-- GIVEN RECORDS follows --

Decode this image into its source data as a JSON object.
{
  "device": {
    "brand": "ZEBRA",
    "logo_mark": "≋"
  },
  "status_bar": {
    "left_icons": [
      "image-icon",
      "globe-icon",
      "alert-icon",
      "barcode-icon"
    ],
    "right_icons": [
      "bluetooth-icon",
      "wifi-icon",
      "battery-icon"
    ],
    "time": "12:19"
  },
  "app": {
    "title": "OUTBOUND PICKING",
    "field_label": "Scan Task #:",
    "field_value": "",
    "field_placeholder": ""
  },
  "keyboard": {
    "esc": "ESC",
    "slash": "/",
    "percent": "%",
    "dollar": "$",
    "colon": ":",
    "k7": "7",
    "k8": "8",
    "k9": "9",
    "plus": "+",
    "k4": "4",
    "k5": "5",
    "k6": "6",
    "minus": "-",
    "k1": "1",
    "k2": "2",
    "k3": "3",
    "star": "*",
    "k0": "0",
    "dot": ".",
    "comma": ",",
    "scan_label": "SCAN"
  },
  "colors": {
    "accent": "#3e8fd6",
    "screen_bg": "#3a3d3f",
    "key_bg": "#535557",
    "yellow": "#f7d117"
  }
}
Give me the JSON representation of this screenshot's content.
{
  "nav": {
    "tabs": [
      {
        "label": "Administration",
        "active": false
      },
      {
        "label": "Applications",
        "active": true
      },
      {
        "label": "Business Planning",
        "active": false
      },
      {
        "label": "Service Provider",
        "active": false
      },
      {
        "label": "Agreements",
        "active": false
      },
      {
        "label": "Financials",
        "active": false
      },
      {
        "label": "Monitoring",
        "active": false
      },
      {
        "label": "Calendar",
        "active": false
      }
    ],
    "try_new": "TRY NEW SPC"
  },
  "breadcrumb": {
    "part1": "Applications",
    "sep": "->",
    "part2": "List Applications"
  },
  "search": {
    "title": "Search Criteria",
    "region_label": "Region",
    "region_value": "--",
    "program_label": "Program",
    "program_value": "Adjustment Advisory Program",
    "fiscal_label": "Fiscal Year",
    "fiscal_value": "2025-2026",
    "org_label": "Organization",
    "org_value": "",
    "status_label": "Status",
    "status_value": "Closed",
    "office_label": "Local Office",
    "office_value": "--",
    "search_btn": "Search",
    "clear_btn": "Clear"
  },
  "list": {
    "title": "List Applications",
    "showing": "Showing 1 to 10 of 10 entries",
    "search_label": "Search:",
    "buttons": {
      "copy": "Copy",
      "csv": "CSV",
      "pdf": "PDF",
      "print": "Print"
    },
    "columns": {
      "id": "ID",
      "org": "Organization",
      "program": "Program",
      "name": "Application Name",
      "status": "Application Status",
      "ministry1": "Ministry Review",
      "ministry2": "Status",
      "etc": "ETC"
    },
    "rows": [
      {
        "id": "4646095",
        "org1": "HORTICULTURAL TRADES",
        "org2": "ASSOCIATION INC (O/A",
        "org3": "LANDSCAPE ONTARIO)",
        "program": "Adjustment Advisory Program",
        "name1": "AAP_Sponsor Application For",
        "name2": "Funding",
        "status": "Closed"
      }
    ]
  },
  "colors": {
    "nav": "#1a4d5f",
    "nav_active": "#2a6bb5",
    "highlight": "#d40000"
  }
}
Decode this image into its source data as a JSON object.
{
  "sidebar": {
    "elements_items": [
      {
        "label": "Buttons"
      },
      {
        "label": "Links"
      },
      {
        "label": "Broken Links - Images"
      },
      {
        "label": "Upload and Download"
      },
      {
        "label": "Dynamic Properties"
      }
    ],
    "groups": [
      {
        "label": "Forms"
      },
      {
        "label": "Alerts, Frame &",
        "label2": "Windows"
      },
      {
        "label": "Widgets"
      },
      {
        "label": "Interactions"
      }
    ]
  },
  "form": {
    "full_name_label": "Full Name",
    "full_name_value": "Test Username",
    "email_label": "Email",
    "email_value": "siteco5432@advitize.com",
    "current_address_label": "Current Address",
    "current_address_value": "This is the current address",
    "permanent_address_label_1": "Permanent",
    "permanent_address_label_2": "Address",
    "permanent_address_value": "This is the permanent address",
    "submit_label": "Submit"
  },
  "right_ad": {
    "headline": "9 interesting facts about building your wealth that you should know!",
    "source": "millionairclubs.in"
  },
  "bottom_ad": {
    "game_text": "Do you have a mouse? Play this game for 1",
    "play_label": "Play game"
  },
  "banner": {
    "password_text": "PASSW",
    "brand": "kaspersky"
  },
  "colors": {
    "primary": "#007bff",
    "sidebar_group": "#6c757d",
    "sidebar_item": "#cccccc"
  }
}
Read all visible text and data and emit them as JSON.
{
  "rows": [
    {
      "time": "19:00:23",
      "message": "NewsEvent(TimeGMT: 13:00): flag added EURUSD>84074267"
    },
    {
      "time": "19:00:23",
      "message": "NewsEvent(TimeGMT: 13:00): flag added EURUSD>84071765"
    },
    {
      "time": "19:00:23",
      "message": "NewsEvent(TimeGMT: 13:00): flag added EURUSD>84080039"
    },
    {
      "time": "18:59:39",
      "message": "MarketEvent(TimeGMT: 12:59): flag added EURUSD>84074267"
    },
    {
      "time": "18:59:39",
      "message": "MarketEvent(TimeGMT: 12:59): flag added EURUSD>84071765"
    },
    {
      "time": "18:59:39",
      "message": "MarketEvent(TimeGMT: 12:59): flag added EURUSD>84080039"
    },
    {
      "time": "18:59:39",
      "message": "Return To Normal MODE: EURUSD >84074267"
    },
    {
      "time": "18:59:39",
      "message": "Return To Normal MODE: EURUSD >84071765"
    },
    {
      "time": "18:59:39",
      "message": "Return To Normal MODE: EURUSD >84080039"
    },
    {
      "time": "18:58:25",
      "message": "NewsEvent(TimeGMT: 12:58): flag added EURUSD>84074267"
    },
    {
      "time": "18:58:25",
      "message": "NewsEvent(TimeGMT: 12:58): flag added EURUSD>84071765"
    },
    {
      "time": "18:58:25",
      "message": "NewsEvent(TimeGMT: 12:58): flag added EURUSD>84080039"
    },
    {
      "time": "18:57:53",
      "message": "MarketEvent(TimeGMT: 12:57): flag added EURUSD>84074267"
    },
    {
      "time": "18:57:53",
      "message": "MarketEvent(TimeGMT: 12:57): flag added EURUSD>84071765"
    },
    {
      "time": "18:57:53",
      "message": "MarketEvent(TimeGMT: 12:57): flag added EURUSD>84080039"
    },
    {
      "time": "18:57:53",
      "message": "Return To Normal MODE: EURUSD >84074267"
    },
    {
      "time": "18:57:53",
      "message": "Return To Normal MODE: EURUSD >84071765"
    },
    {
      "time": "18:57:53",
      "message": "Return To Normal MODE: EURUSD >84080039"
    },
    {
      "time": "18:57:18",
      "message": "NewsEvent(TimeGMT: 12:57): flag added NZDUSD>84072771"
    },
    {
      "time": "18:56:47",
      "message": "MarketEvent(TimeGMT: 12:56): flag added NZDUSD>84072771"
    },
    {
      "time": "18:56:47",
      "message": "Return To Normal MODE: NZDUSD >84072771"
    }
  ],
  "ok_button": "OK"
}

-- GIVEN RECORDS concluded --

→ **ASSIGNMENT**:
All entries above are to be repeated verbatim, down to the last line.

→ **WRITTEN RESPONSE**:
Decode this image into its source data as a JSON object.
{
  "device": {
    "brand": "ZEBRA",
    "logo_mark": "≋"
  },
  "status_bar": {
    "left_icons": [
      "image-icon",
      "globe-icon",
      "alert-icon",
      "barcode-icon"
    ],
    "right_icons": [
      "bluetooth-icon",
      "wifi-icon",
      "battery-icon"
    ],
    "time": "12:19"
  },
  "app": {
    "title": "OUTBOUND PICKING",
    "field_label": "Scan Task #:",
    "field_value": "",
    "field_placeholder": ""
  },
  "keyboard": {
    "esc": "ESC",
    "slash": "/",
    "percent": "%",
    "dollar": "$",
    "colon": ":",
    "k7": "7",
    "k8": "8",
    "k9": "9",
    "plus": "+",
    "k4": "4",
    "k5": "5",
    "k6": "6",
    "minus": "-",
    "k1": "1",
    "k2": "2",
    "k3": "3",
    "star": "*",
    "k0": "0",
    "dot": ".",
    "comma": ",",
    "scan_label": "SCAN"
  },
  "colors": {
    "accent": "#3e8fd6",
    "screen_bg": "#3a3d3f",
    "key_bg": "#535557",
    "yellow": "#f7d117"
  }
}
Give me the JSON representation of this screenshot's content.
{
  "nav": {
    "tabs": [
      {
        "label": "Administration",
        "active": false
      },
      {
        "label": "Applications",
        "active": true
      },
      {
        "label": "Business Planning",
        "active": false
      },
      {
        "label": "Service Provider",
        "active": false
      },
      {
        "label": "Agreements",
        "active": false
      },
      {
        "label": "Financials",
        "active": false
      },
      {
        "label": "Monitoring",
        "active": false
      },
      {
        "label": "Calendar",
        "active": false
      }
    ],
    "try_new": "TRY NEW SPC"
  },
  "breadcrumb": {
    "part1": "Applications",
    "sep": "->",
    "part2": "List Applications"
  },
  "search": {
    "title": "Search Criteria",
    "region_label": "Region",
    "region_value": "--",
    "program_label": "Program",
    "program_value": "Adjustment Advisory Program",
    "fiscal_label": "Fiscal Year",
    "fiscal_value": "2025-2026",
    "org_label": "Organization",
    "org_value": "",
    "status_label": "Status",
    "status_value": "Closed",
    "office_label": "Local Office",
    "office_value": "--",
    "search_btn": "Search",
    "clear_btn": "Clear"
  },
  "list": {
    "title": "List Applications",
    "showing": "Showing 1 to 10 of 10 entries",
    "search_label": "Search:",
    "buttons": {
      "copy": "Copy",
      "csv": "CSV",
      "pdf": "PDF",
      "print": "Print"
    },
    "columns": {
      "id": "ID",
      "org": "Organization",
      "program": "Program",
      "name": "Application Name",
      "status": "Application Status",
      "ministry1": "Ministry Review",
      "ministry2": "Status",
      "etc": "ETC"
    },
    "rows": [
      {
        "id": "4646095",
        "org1": "HORTICULTURAL TRADES",
        "org2": "ASSOCIATION INC (O/A",
        "org3": "LANDSCAPE ONTARIO)",
        "program": "Adjustment Advisory Program",
        "name1": "AAP_Sponsor Application For",
        "name2": "Funding",
        "status": "Closed"
      }
    ]
  },
  "colors": {
    "nav": "#1a4d5f",
    "nav_active": "#2a6bb5",
    "highlight": "#d40000"
  }
}
Decode this image into its source data as a JSON object.
{
  "sidebar": {
    "elements_items": [
      {
        "label": "Buttons"
      },
      {
        "label": "Links"
      },
      {
        "label": "Broken Links - Images"
      },
      {
        "label": "Upload and Download"
      },
      {
        "label": "Dynamic Properties"
      }
    ],
    "groups": [
      {
        "label": "Forms"
      },
      {
        "label": "Alerts, Frame &",
        "label2": "Windows"
      },
      {
        "label": "Widgets"
      },
      {
        "label": "Interactions"
      }
    ]
  },
  "form": {
    "full_name_label": "Full Name",
    "full_name_value": "Test Username",
    "email_label": "Email",
    "email_value": "siteco5432@advitize.com",
    "current_address_label": "Current Address",
    "current_address_value": "This is the current address",
    "permanent_address_label_1": "Permanent",
    "permanent_address_label_2": "Address",
    "permanent_address_value": "This is the permanent address",
    "submit_label": "Submit"
  },
  "right_ad": {
    "headline": "9 interesting facts about building your wealth that you should know!",
    "source": "millionairclubs.in"
  },
  "bottom_ad": {
    "game_text": "Do you have a mouse? Play this game for 1",
    "play_label": "Play game"
  },
  "banner": {
    "password_text": "PASSW",
    "brand": "kaspersky"
  },
  "colors": {
    "primary": "#007bff",
    "sidebar_group": "#6c757d",
    "sidebar_item": "#cccccc"
  }
}
Read all visible text and data and emit them as JSON.
{
  "rows": [
    {
      "time": "19:00:23",
      "message": "NewsEvent(TimeGMT: 13:00): flag added EURUSD>84074267"
    },
    {
      "time": "19:00:23",
      "message": "NewsEvent(TimeGMT: 13:00): flag added EURUSD>84071765"
    },
    {
      "time": "19:00:23",
      "message": "NewsEvent(TimeGMT: 13:00): flag added EURUSD>84080039"
    },
    {
      "time": "18:59:39",
      "message": "MarketEvent(TimeGMT: 12:59): flag added EURUSD>84074267"
    },
    {
      "time": "18:59:39",
      "message": "MarketEvent(TimeGMT: 12:59): flag added EURUSD>84071765"
    },
    {
      "time": "18:59:39",
      "message": "MarketEvent(TimeGMT: 12:59): flag added EURUSD>84080039"
    },
    {
      "time": "18:59:39",
      "message": "Return To Normal MODE: EURUSD >84074267"
    },
    {
      "time": "18:59:39",
      "message": "Return To Normal MODE: EURUSD >84071765"
    },
    {
      "time": "18:59:39",
      "message": "Return To Normal MODE: EURUSD >84080039"
    },
    {
      "time": "18:58:25",
      "message": "NewsEvent(TimeGMT: 12:58): flag added EURUSD>84074267"
    },
    {
      "time": "18:58:25",
      "message": "NewsEvent(TimeGMT: 12:58): flag added EURUSD>84071765"
    },
    {
      "time": "18:58:25",
      "message": "NewsEvent(TimeGMT: 12:58): flag added EURUSD>84080039"
    },
    {
      "time": "18:57:53",
      "message": "MarketEvent(TimeGMT: 12:57): flag added EURUSD>84074267"
    },
    {
      "time": "18:57:53",
      "message": "MarketEvent(TimeGMT: 12:57): flag added EURUSD>84071765"
    },
    {
      "time": "18:57:53",
      "message": "MarketEvent(TimeGMT: 12:57): flag added EURUSD>84080039"
    },
    {
      "time": "18:57:53",
      "message": "Return To Normal MODE: EURUSD >84074267"
    },
    {
      "time": "18:57:53",
      "message": "Return To Normal MODE: EURUSD >84071765"
    },
    {
      "time": "18:57:53",
      "message": "Return To Normal MODE: EURUSD >84080039"
    },
    {
      "time": "18:57:18",
      "message": "NewsEvent(TimeGMT: 12:57): flag added NZDUSD>84072771"
    },
    {
      "time": "18:56:47",
      "message": "MarketEvent(TimeGMT: 12:56): flag added NZDUSD>84072771"
    },
    {
      "time": "18:56:47",
      "message": "Return To Normal MODE: NZDUSD >84072771"
    }
  ],
  "ok_button": "OK"
}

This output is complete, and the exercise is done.